As Black History Month approaches, Langton Hughes’ poem ‘Let America Be America Again’ encourages us to consider where we have been (from pre-colonization; to 1776; to 1936; to 2018). Hughes graced us with an expansive repertoire of poetry, among many other forms of literature (novels; plays). Literature was often the mode of his social activism-celebrating and elevating Black people in America. Through art and activism, let this year’s Black History Month be a re-commitment to our past, present, and future.

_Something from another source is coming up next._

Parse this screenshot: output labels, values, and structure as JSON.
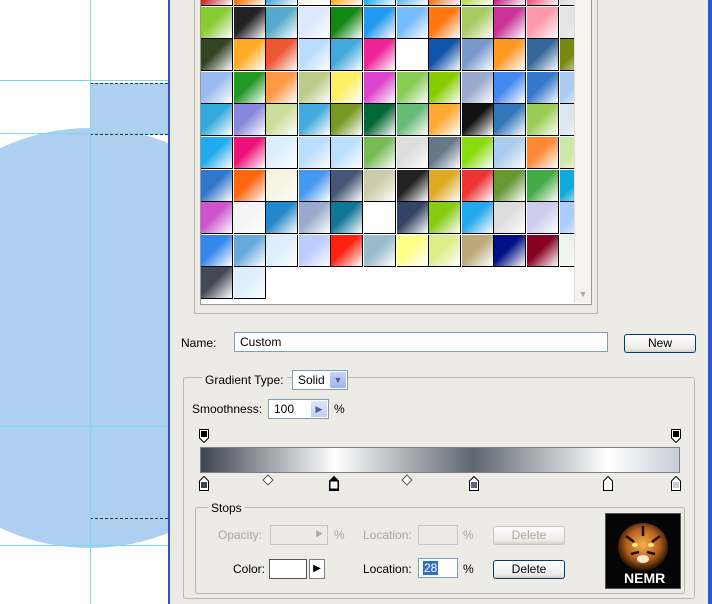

‘Let America be America Again’ captures the dialogue between those who dream of a great America and others who know that most dreams of America either exclude them or include them in bondage. ‘Let America Be America’ ultimately asks the reader to reflect on what it has meant and what does it mean for America to be America? The conclusion is a call to redeem the natural state of this great country, which has been lost. Hughes’ 1936 poem ‘Let America Be America Again’ is ever haunting, ever relevant, and ever a call to reflect on how far we have come and how far we have to go.
Let America be America Again

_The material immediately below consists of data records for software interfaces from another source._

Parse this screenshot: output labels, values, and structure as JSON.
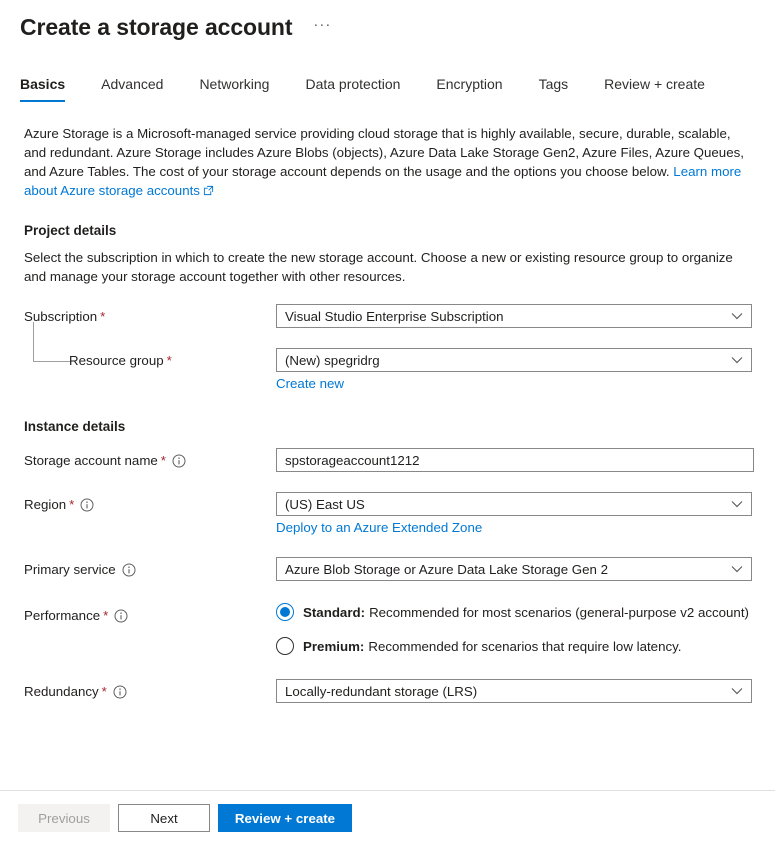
{
  "header": {
    "title": "Create a storage account",
    "more_options": "···"
  },
  "tabs": [
    {
      "label": "Basics",
      "active": true
    },
    {
      "label": "Advanced",
      "active": false
    },
    {
      "label": "Networking",
      "active": false
    },
    {
      "label": "Data protection",
      "active": false
    },
    {
      "label": "Encryption",
      "active": false
    },
    {
      "label": "Tags",
      "active": false
    },
    {
      "label": "Review + create",
      "active": false
    }
  ],
  "intro": {
    "text": "Azure Storage is a Microsoft-managed service providing cloud storage that is highly available, secure, durable, scalable, and redundant. Azure Storage includes Azure Blobs (objects), Azure Data Lake Storage Gen2, Azure Files, Azure Queues, and Azure Tables. The cost of your storage account depends on the usage and the options you choose below. ",
    "link_text": "Learn more about Azure storage accounts"
  },
  "project_details": {
    "heading": "Project details",
    "description": "Select the subscription in which to create the new storage account. Choose a new or existing resource group to organize and manage your storage account together with other resources.",
    "subscription": {
      "label": "Subscription",
      "required": "*",
      "value": "Visual Studio Enterprise Subscription"
    },
    "resource_group": {
      "label": "Resource group",
      "required": "*",
      "value": "(New) spegridrg",
      "create_new_link": "Create new"
    }
  },
  "instance_details": {
    "heading": "Instance details",
    "storage_account_name": {
      "label": "Storage account name",
      "required": "*",
      "value": "spstorageaccount1212",
      "placeholder": ""
    },
    "region": {
      "label": "Region",
      "required": "*",
      "value": "(US) East US",
      "sublink": "Deploy to an Azure Extended Zone"
    },
    "primary_service": {
      "label": "Primary service",
      "value": "Azure Blob Storage or Azure Data Lake Storage Gen 2"
    },
    "performance": {
      "label": "Performance",
      "required": "*",
      "options": [
        {
          "name": "Standard:",
          "description": "Recommended for most scenarios (general-purpose v2 account)",
          "selected": true
        },
        {
          "name": "Premium:",
          "description": "Recommended for scenarios that require low latency.",
          "selected": false
        }
      ]
    },
    "redundancy": {
      "label": "Redundancy",
      "required": "*",
      "value": "Locally-redundant storage (LRS)"
    }
  },
  "footer": {
    "previous": "Previous",
    "next": "Next",
    "review_create": "Review + create"
  },
  "colors": {
    "accent": "#0078d4",
    "required_asterisk": "#a4262c",
    "border": "#8a8886",
    "text": "#201f1e",
    "disabled_bg": "#f3f2f1",
    "disabled_text": "#a19f9d"
  }
}
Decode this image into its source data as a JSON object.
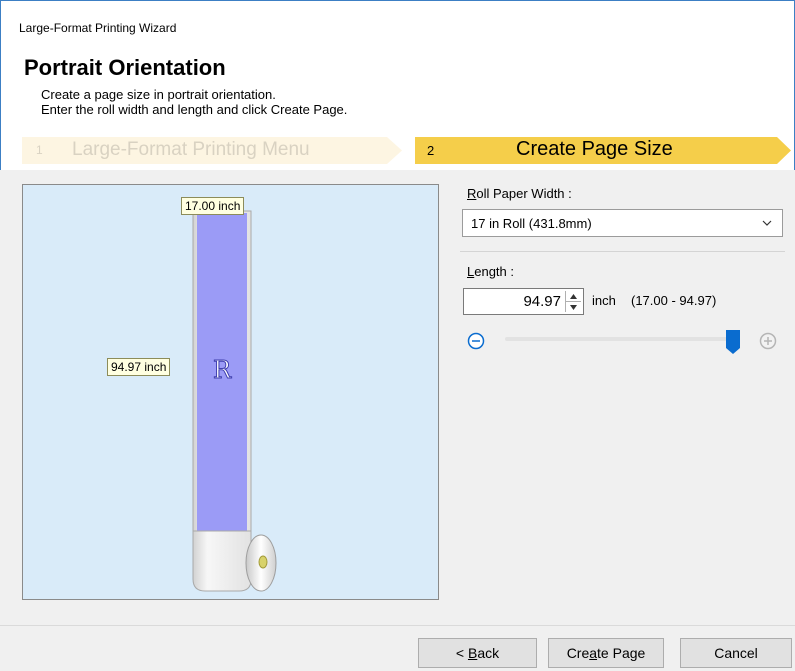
{
  "window": {
    "title": "Large-Format Printing Wizard"
  },
  "header": {
    "heading": "Portrait Orientation",
    "desc_line1": "Create a page size in portrait orientation.",
    "desc_line2": "Enter the roll width and length and click Create Page."
  },
  "steps": [
    {
      "number": "1",
      "label": "Large-Format Printing Menu",
      "active": false
    },
    {
      "number": "2",
      "label": "Create Page Size",
      "active": true
    }
  ],
  "preview": {
    "width_label": "17.00 inch",
    "length_label": "94.97 inch",
    "page_glyph": "R",
    "colors": {
      "background": "#d9ebf9",
      "page": "#9b9bf6",
      "tooltip": "#ffffe1"
    }
  },
  "roll_width": {
    "label_accel": "R",
    "label_rest": "oll Paper Width :",
    "selected": "17 in Roll (431.8mm)"
  },
  "length": {
    "label_accel": "L",
    "label_rest": "ength :",
    "value": "94.97",
    "unit": "inch",
    "range": "(17.00 - 94.97)",
    "slider_level": 1.0
  },
  "buttons": {
    "back_pre": "< ",
    "back_accel": "B",
    "back_rest": "ack",
    "create_pre": "Cre",
    "create_accel": "a",
    "create_rest": "te Page",
    "cancel": "Cancel"
  },
  "icons": [
    "chevron-down-icon",
    "spin-up-icon",
    "spin-down-icon",
    "zoom-out-icon",
    "zoom-in-icon",
    "slider-thumb-icon",
    "roll-core-icon"
  ],
  "colors": {
    "accent": "#0a6ccf",
    "step_active": "#f5ce4a",
    "step_inactive": "#fdf5e2"
  }
}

by Langston Hughes (Abridged) (1936)
Let America be America again.
Let it be the dream it used to be.
Let it be the pioneer on the plain
Seeking a home where he himself is free.
(America never was America to me.)
Let America be the dream the dreamers dreamed-
Let it be that great strong land of love
Where never kings connive nor tyrants scheme
That any man be crushed by one above.
(It never was America to me.)
Say, who are you that mumbles in the dark?
And who are you that draws your veil across the stars?
I am the poor white, fooled and pushed apart,
I am the Negro bearing slavery’s scars.
I am the red man driven from the land,
I am the immigrant clutching the hope I seek-
And finding only the same old stupid plan
Of dog eat dog, of mighty crush the weak.
I am the farmer, bondsman to the soil.
I am the worker sold to the machine.
I am the Negro, servant to you all.
I am the people, humble, hungry, mean-
Hungry yet today despite the dream.
Beaten yet today–O, Pioneers!
I am the man who never got ahead,
The poorest worker bartered through the years.
Yet I’m the one who dreamt our basic dream
In the Old World while still a serf of kings,
Who dreamt a dream so strong, so brave, so true,
That even yet its mighty daring sings
In every brick and stone, in every furrow turned
That’s made America the land it has become.
O, I’m the man who sailed those early seas
In search of what I meant to be my home-
For I’m the one who left dark Ireland’s shore,
And Poland’s plain, and England’s grassy lea,
And torn from Black Africa’s strand I came
To build a “homeland of the free.”
O, let America be America again –
The land that never has been yet –
And yet must be–the land where every man is free.
The land that’s mine–the poor man’s, Indian’s, Negro’s, ME –
Who made America,
Whose sweat and blood, whose faith and pain,
Whose hand at the foundry, whose plow in the rain,
Must bring back our mighty dream again.
I say it plain,
America never was America to me,
And yet I swear this oath –
America will be!
Out of the rack and ruin of our gangster death,
The rape and rot of graft, and stealth, and lies,
We, the people, must redeem
The land, the mines, the plants, the rivers.
The mountains and the endless plain –
All, all the stretch of these great green states –
And make America again
Culture Identity Social Justice